Part 3: Numbers 20-29
If you missed the first two parts, click the links below to see 0-19
#20: Barry Sanders, Running Back
— The Poetry Engineer (@PoetryEngineer) May 14, 2017
Considered by many to not only be the best to wear number 20, but be the greatest running back of all time, Barry Sanders found success in Detroit from day one. Barry Sanders earned Rookie of the Year honors after rushing for 1,470 yards and 14 touchdowns. His rookie season was a warning to the league, as Sanders broke the 1k mark in all ten seasons he played.

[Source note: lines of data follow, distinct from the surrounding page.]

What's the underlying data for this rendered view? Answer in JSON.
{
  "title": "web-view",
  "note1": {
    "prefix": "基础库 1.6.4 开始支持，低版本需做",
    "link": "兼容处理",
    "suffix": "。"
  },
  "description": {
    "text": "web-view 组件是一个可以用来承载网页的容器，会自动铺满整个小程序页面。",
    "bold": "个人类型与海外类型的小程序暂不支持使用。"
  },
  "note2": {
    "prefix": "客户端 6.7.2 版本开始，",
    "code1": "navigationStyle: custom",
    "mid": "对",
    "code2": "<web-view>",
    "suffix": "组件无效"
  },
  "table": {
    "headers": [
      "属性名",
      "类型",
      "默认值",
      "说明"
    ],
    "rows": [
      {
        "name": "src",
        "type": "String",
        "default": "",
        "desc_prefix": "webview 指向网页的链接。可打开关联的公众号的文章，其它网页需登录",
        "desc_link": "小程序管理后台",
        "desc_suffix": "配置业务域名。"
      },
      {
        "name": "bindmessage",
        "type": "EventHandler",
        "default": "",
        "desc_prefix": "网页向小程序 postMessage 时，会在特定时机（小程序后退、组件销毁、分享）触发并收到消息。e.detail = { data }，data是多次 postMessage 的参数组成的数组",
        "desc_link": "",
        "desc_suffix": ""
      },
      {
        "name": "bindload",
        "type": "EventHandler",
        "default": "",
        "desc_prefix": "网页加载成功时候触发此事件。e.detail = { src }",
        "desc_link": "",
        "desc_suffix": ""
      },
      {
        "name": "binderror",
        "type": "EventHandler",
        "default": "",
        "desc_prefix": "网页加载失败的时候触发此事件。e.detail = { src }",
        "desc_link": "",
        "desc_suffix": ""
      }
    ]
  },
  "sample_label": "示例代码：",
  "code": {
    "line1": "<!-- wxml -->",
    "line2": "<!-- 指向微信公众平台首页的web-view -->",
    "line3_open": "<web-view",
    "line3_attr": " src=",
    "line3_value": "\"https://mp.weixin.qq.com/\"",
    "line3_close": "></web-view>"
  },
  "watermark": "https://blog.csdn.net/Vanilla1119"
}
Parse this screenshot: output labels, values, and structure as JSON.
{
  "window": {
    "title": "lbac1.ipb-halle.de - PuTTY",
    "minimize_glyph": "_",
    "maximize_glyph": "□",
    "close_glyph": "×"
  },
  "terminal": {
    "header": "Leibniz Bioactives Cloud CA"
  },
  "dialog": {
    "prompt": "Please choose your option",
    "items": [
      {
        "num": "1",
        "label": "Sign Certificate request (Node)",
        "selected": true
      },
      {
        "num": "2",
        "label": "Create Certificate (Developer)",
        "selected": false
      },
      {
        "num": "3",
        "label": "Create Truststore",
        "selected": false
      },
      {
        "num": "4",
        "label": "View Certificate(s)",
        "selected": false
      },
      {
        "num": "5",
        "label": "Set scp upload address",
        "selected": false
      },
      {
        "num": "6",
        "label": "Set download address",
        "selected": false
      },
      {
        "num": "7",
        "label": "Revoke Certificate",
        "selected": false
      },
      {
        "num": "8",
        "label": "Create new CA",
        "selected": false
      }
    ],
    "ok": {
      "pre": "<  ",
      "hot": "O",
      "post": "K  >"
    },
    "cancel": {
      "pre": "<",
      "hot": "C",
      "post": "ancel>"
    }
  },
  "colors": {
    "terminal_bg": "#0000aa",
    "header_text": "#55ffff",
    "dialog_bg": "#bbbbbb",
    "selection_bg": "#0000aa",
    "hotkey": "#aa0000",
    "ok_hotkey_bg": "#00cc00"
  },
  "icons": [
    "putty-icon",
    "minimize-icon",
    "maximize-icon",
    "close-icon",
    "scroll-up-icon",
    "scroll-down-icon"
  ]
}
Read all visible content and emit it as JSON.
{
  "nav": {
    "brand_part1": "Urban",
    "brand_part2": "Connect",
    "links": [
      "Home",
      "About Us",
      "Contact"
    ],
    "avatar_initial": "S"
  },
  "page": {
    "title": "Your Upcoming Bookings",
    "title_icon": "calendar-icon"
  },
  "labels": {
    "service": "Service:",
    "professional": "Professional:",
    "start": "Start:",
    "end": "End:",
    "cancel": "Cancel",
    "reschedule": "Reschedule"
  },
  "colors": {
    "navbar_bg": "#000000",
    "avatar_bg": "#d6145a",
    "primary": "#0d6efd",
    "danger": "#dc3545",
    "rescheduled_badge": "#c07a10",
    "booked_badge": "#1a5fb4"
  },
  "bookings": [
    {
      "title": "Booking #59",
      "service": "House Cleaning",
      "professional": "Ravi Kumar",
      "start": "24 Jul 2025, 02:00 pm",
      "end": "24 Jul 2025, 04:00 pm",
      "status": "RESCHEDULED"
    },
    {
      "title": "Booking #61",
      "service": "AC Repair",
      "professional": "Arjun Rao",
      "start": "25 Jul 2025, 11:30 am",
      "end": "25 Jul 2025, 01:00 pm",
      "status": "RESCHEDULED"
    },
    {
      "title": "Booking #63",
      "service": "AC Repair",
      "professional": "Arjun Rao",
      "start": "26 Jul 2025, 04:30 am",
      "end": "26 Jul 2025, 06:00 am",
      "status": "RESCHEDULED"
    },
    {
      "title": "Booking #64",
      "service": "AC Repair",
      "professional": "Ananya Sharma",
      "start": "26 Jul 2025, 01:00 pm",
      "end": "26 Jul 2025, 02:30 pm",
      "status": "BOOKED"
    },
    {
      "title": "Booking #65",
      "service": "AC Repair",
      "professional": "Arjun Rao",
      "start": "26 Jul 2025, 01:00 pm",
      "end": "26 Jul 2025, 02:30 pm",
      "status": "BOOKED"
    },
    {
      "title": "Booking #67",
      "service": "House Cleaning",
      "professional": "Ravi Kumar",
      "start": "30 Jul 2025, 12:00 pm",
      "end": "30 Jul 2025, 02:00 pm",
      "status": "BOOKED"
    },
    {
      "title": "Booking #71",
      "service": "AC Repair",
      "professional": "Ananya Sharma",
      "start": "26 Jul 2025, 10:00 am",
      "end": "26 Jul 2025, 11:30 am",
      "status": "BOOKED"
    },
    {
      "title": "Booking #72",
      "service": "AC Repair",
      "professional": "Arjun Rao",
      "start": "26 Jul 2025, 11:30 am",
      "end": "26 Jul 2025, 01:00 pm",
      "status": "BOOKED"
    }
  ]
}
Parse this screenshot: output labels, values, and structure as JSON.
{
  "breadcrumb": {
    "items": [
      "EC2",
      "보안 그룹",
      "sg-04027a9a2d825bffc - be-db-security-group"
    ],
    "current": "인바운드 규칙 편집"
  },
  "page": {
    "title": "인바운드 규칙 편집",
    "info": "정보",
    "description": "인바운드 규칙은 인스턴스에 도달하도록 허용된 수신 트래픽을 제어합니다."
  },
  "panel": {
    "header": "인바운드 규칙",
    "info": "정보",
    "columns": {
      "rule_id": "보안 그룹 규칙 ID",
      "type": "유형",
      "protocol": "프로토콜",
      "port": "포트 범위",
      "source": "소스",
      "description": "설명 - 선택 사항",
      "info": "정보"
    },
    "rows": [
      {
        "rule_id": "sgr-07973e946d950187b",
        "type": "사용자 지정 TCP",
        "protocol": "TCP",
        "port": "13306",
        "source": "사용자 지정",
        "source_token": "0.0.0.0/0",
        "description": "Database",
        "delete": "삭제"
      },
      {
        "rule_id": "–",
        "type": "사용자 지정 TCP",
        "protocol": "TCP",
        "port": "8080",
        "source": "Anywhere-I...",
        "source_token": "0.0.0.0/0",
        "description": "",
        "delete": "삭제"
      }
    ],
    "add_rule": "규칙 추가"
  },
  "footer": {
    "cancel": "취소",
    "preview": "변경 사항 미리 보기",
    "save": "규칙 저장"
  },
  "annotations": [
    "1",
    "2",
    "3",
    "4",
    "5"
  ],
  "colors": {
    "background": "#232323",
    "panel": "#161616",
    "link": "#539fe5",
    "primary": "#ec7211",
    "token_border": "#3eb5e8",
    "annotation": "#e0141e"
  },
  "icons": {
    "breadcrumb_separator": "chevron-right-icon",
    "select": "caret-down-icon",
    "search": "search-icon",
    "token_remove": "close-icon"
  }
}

Sanders was quite possibly the most elusive running back ever. His small statue was never an issue as defenders had a hard time squaring him up. Barry was a true artist in his field, and was breaking ankles long before the term was even coined. Even though he may have been one of the hardest players to bring down in NFL history, Sanders is actually the all-time leader in rushing yards lost by a running back with 1,114.
“I never valued it (the career rushing yardage record) so much that I thought it was worth my dignity or Walter’s dignity to pursue it amid so much media and marketing attention.”- Barry Sanders via profootballhof.com
Sanders led the league in rushing on four separate occasions during his ten-year career, was a First-Team All-Pro an impressive six times and made the Pro Bowl in every year of his career. Due to the losing culture of the Detroit Lions, Barry felt he lost his competitive edge and retired early finding himself healthy and 1,457 yards away from Walter Payton‘s NFL rushing record. His average yards per carry(5.0) and yards per game(99.8) were second only to Jim Brown.
Even with his early departure from the game, 15,269 yards rushing and 109 combined touchdowns easily earned him a seat in Canton in 2004.
Honorable Mention: Ed Reed